--- INFORMATION PROVIDED ---
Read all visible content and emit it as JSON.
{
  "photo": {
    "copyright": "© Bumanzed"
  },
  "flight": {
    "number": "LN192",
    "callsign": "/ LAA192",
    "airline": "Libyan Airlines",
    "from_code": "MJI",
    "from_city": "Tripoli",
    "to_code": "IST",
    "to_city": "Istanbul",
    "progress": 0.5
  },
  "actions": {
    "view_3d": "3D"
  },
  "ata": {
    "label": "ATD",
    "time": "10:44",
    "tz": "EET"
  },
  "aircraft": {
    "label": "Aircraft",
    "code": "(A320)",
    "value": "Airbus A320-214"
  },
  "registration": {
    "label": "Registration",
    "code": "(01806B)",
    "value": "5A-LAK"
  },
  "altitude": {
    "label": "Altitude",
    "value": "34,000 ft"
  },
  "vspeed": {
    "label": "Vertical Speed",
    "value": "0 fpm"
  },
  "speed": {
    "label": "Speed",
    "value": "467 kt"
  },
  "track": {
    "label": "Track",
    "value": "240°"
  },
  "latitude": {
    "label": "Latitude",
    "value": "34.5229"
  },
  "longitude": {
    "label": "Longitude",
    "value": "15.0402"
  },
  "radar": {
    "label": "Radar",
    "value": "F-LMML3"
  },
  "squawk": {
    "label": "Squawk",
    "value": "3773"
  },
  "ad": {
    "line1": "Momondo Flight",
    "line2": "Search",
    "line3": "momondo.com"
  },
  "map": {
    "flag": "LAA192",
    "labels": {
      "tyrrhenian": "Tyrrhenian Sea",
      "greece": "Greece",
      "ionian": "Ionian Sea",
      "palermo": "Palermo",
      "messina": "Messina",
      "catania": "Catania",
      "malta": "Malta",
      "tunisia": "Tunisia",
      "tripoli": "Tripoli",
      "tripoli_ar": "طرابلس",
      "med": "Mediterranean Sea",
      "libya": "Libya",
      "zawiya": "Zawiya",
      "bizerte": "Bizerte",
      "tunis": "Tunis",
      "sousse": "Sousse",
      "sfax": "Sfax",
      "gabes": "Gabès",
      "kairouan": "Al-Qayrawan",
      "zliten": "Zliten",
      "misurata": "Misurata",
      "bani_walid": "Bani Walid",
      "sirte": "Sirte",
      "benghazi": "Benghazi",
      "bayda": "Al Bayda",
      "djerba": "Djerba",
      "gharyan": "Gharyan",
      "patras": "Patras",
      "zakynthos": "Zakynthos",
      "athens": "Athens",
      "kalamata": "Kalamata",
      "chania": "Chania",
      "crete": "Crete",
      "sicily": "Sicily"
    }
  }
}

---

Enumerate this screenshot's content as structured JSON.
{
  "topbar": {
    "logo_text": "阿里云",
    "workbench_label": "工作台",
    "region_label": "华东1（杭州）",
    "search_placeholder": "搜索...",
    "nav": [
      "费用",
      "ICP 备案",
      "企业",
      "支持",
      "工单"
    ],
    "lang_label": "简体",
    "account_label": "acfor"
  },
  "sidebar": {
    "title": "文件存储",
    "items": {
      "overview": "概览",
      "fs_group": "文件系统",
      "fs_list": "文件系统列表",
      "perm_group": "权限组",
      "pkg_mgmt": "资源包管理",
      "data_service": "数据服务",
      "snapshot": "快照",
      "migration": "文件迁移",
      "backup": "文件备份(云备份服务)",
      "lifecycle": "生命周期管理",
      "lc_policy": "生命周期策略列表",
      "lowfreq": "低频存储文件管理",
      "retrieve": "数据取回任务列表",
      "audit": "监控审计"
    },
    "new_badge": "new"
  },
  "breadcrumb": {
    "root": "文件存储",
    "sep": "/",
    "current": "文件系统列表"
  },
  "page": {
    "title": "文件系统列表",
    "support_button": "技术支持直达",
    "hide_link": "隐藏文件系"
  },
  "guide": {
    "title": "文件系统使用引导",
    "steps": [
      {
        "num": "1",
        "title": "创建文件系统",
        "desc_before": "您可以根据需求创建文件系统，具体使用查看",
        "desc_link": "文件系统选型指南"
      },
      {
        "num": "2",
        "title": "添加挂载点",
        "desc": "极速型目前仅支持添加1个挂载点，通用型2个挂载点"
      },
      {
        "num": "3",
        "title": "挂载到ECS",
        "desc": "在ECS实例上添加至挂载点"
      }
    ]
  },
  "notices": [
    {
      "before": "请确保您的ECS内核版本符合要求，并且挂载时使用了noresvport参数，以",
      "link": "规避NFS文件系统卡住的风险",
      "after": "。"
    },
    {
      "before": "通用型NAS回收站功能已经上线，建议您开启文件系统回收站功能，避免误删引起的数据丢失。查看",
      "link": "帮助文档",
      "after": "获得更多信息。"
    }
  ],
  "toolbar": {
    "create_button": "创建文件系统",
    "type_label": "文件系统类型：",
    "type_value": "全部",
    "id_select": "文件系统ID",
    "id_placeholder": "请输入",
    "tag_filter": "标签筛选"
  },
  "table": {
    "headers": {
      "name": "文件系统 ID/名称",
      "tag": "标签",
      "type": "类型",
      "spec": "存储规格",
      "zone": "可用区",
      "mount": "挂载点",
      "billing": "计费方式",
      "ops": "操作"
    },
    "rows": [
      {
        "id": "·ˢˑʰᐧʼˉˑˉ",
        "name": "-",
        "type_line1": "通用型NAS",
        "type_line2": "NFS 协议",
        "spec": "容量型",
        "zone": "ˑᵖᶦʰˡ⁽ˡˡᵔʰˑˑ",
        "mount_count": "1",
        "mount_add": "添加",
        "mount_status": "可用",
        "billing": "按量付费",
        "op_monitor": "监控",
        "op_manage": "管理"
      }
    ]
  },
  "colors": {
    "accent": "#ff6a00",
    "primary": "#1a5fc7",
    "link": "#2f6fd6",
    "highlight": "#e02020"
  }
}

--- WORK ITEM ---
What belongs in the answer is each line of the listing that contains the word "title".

--- SOLUTION FOR THIS TASK ---
    "title": "文件存储",
    "title": "文件系统列表",
    "title": "文件系统使用引导",
        "title": "创建文件系统",
        "title": "添加挂载点",
        "title": "挂载到ECS",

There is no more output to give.